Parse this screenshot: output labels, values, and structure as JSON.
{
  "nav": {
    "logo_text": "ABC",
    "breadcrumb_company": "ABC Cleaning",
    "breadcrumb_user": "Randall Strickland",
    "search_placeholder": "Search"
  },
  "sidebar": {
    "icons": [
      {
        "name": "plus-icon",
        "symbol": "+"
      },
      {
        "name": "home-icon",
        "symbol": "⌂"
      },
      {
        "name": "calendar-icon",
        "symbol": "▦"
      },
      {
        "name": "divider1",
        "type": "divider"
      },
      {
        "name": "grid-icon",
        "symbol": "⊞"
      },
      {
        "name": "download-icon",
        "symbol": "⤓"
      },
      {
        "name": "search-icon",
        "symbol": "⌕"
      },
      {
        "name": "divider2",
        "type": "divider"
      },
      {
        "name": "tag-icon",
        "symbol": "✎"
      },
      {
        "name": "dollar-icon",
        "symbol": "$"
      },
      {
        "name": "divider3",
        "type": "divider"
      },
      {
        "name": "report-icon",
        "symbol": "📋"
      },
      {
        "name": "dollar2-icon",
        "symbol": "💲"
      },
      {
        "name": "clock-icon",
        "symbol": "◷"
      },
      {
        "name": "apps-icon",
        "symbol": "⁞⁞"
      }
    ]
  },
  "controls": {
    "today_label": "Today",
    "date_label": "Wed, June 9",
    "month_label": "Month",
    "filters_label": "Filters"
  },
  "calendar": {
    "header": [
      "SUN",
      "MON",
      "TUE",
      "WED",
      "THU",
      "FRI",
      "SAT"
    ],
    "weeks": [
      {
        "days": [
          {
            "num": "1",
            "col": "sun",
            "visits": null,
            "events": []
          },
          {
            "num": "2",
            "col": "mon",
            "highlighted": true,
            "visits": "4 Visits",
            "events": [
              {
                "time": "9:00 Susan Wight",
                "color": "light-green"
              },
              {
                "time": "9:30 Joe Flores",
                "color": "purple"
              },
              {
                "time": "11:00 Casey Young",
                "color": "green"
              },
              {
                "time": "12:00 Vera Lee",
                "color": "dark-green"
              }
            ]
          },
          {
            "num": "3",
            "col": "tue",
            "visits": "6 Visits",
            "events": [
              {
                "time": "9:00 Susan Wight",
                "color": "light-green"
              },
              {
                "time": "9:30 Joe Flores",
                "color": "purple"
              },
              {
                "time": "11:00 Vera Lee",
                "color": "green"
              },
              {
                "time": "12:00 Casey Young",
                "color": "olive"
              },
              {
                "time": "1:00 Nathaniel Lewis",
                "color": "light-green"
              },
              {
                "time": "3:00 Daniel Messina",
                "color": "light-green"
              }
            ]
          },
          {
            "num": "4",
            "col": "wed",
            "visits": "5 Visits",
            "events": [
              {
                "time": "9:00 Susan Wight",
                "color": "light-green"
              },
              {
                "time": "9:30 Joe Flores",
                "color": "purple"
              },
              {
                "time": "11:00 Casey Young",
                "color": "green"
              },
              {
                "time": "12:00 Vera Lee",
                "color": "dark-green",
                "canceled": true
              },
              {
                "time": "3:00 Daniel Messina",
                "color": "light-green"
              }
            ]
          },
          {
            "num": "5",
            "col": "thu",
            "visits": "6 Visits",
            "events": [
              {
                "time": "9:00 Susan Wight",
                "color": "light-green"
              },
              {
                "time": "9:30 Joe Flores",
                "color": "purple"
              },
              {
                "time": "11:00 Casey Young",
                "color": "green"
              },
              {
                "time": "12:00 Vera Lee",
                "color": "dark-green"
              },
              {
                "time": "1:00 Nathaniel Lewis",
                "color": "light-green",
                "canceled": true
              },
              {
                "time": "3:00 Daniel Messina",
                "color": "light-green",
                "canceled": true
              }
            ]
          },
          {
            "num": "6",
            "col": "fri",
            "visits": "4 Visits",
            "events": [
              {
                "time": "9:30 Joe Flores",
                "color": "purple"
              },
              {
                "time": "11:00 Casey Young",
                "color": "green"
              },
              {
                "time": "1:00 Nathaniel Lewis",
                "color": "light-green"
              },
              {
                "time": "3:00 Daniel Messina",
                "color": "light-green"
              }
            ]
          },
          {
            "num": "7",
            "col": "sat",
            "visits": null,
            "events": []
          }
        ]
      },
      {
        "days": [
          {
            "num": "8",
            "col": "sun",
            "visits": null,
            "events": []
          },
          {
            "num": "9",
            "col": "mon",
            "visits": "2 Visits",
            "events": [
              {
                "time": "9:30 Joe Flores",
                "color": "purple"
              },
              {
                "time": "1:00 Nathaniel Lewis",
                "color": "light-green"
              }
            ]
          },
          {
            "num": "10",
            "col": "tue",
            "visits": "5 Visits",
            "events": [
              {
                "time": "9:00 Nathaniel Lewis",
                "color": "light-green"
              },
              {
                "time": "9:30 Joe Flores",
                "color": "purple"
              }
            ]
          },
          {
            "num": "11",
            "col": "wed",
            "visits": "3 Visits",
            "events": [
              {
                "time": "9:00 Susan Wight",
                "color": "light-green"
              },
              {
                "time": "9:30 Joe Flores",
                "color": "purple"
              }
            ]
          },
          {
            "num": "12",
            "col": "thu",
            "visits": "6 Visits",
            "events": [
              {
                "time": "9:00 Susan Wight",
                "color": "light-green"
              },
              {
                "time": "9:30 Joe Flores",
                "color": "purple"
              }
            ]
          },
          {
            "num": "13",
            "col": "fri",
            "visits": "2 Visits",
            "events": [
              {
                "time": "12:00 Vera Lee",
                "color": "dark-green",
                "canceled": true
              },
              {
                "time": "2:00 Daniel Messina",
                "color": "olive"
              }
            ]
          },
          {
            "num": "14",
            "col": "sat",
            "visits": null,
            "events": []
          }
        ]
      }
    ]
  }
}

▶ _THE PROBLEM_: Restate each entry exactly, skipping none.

▶ _OUTPUT_:
Parse this screenshot: output labels, values, and structure as JSON.
{
  "nav": {
    "logo_text": "ABC",
    "breadcrumb_company": "ABC Cleaning",
    "breadcrumb_user": "Randall Strickland",
    "search_placeholder": "Search"
  },
  "sidebar": {
    "icons": [
      {
        "name": "plus-icon",
        "symbol": "+"
      },
      {
        "name": "home-icon",
        "symbol": "⌂"
      },
      {
        "name": "calendar-icon",
        "symbol": "▦"
      },
      {
        "name": "divider1",
        "type": "divider"
      },
      {
        "name": "grid-icon",
        "symbol": "⊞"
      },
      {
        "name": "download-icon",
        "symbol": "⤓"
      },
      {
        "name": "search-icon",
        "symbol": "⌕"
      },
      {
        "name": "divider2",
        "type": "divider"
      },
      {
        "name": "tag-icon",
        "symbol": "✎"
      },
      {
        "name": "dollar-icon",
        "symbol": "$"
      },
      {
        "name": "divider3",
        "type": "divider"
      },
      {
        "name": "report-icon",
        "symbol": "📋"
      },
      {
        "name": "dollar2-icon",
        "symbol": "💲"
      },
      {
        "name": "clock-icon",
        "symbol": "◷"
      },
      {
        "name": "apps-icon",
        "symbol": "⁞⁞"
      }
    ]
  },
  "controls": {
    "today_label": "Today",
    "date_label": "Wed, June 9",
    "month_label": "Month",
    "filters_label": "Filters"
  },
  "calendar": {
    "header": [
      "SUN",
      "MON",
      "TUE",
      "WED",
      "THU",
      "FRI",
      "SAT"
    ],
    "weeks": [
      {
        "days": [
          {
            "num": "1",
            "col": "sun",
            "visits": null,
            "events": []
          },
          {
            "num": "2",
            "col": "mon",
            "highlighted": true,
            "visits": "4 Visits",
            "events": [
              {
                "time": "9:00 Susan Wight",
                "color": "light-green"
              },
              {
                "time": "9:30 Joe Flores",
                "color": "purple"
              },
              {
                "time": "11:00 Casey Young",
                "color": "green"
              },
              {
                "time": "12:00 Vera Lee",
                "color": "dark-green"
              }
            ]
          },
          {
            "num": "3",
            "col": "tue",
            "visits": "6 Visits",
            "events": [
              {
                "time": "9:00 Susan Wight",
                "color": "light-green"
              },
              {
                "time": "9:30 Joe Flores",
                "color": "purple"
              },
              {
                "time": "11:00 Vera Lee",
                "color": "green"
              },
              {
                "time": "12:00 Casey Young",
                "color": "olive"
              },
              {
                "time": "1:00 Nathaniel Lewis",
                "color": "light-green"
              },
              {
                "time": "3:00 Daniel Messina",
                "color": "light-green"
              }
            ]
          },
          {
            "num": "4",
            "col": "wed",
            "visits": "5 Visits",
            "events": [
              {
                "time": "9:00 Susan Wight",
                "color": "light-green"
              },
              {
                "time": "9:30 Joe Flores",
                "color": "purple"
              },
              {
                "time": "11:00 Casey Young",
                "color": "green"
              },
              {
                "time": "12:00 Vera Lee",
                "color": "dark-green",
                "canceled": true
              },
              {
                "time": "3:00 Daniel Messina",
                "color": "light-green"
              }
            ]
          },
          {
            "num": "5",
            "col": "thu",
            "visits": "6 Visits",
            "events": [
              {
                "time": "9:00 Susan Wight",
                "color": "light-green"
              },
              {
                "time": "9:30 Joe Flores",
                "color": "purple"
              },
              {
                "time": "11:00 Casey Young",
                "color": "green"
              },
              {
                "time": "12:00 Vera Lee",
                "color": "dark-green"
              },
              {
                "time": "1:00 Nathaniel Lewis",
                "color": "light-green",
                "canceled": true
              },
              {
                "time": "3:00 Daniel Messina",
                "color": "light-green",
                "canceled": true
              }
            ]
          },
          {
            "num": "6",
            "col": "fri",
            "visits": "4 Visits",
            "events": [
              {
                "time": "9:30 Joe Flores",
                "color": "purple"
              },
              {
                "time": "11:00 Casey Young",
                "color": "green"
              },
              {
                "time": "1:00 Nathaniel Lewis",
                "color": "light-green"
              },
              {
                "time": "3:00 Daniel Messina",
                "color": "light-green"
              }
            ]
          },
          {
            "num": "7",
            "col": "sat",
            "visits": null,
            "events": []
          }
        ]
      },
      {
        "days": [
          {
            "num": "8",
            "col": "sun",
            "visits": null,
            "events": []
          },
          {
            "num": "9",
            "col": "mon",
            "visits": "2 Visits",
            "events": [
              {
                "time": "9:30 Joe Flores",
                "color": "purple"
              },
              {
                "time": "1:00 Nathaniel Lewis",
                "color": "light-green"
              }
            ]
          },
          {
            "num": "10",
            "col": "tue",
            "visits": "5 Visits",
            "events": [
              {
                "time": "9:00 Nathaniel Lewis",
                "color": "light-green"
              },
              {
                "time": "9:30 Joe Flores",
                "color": "purple"
              }
            ]
          },
          {
            "num": "11",
            "col": "wed",
            "visits": "3 Visits",
            "events": [
              {
                "time": "9:00 Susan Wight",
                "color": "light-green"
              },
              {
                "time": "9:30 Joe Flores",
                "color": "purple"
              }
            ]
          },
          {
            "num": "12",
            "col": "thu",
            "visits": "6 Visits",
            "events": [
              {
                "time": "9:00 Susan Wight",
                "color": "light-green"
              },
              {
                "time": "9:30 Joe Flores",
                "color": "purple"
              }
            ]
          },
          {
            "num": "13",
            "col": "fri",
            "visits": "2 Visits",
            "events": [
              {
                "time": "12:00 Vera Lee",
                "color": "dark-green",
                "canceled": true
              },
              {
                "time": "2:00 Daniel Messina",
                "color": "olive"
              }
            ]
          },
          {
            "num": "14",
            "col": "sat",
            "visits": null,
            "events": []
          }
        ]
      }
    ]
  }
}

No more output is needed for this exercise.